(Records shown Opens)
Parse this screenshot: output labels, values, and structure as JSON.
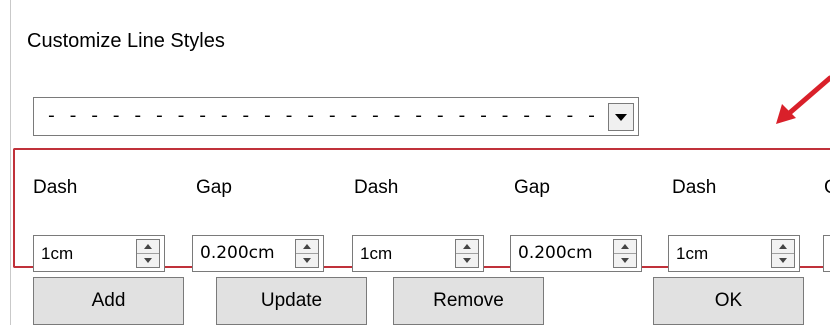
{
  "dialog": {
    "title": "Customize Line Styles",
    "style_combo_value": "- - - - - - - - - - - - - - - - - - - - - - - - - - - - - - - -"
  },
  "fields": [
    {
      "label": "Dash",
      "value": "1cm"
    },
    {
      "label": "Gap",
      "value": "0.200cm"
    },
    {
      "label": "Dash",
      "value": "1cm"
    },
    {
      "label": "Gap",
      "value": "0.200cm"
    },
    {
      "label": "Dash",
      "value": "1cm"
    },
    {
      "label": "G",
      "value": ""
    }
  ],
  "buttons": {
    "add": "Add",
    "update": "Update",
    "remove": "Remove",
    "ok": "OK"
  },
  "colors": {
    "highlight_box": "#c0313a",
    "annotation_arrow": "#d9202a"
  },
  "icons": {
    "combo_dropdown": "chevron-down-icon",
    "spinner": "spin-updown-icon",
    "annotation": "red-arrow-icon"
  }
}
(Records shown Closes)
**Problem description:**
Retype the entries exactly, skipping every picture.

**Answer to this problem:**
Parse this screenshot: output labels, values, and structure as JSON.
{
  "dialog": {
    "title": "Customize Line Styles",
    "style_combo_value": "- - - - - - - - - - - - - - - - - - - - - - - - - - - - - - - -"
  },
  "fields": [
    {
      "label": "Dash",
      "value": "1cm"
    },
    {
      "label": "Gap",
      "value": "0.200cm"
    },
    {
      "label": "Dash",
      "value": "1cm"
    },
    {
      "label": "Gap",
      "value": "0.200cm"
    },
    {
      "label": "Dash",
      "value": "1cm"
    },
    {
      "label": "G",
      "value": ""
    }
  ],
  "buttons": {
    "add": "Add",
    "update": "Update",
    "remove": "Remove",
    "ok": "OK"
  },
  "colors": {
    "highlight_box": "#c0313a",
    "annotation_arrow": "#d9202a"
  },
  "icons": {
    "combo_dropdown": "chevron-down-icon",
    "spinner": "spin-updown-icon",
    "annotation": "red-arrow-icon"
  }
}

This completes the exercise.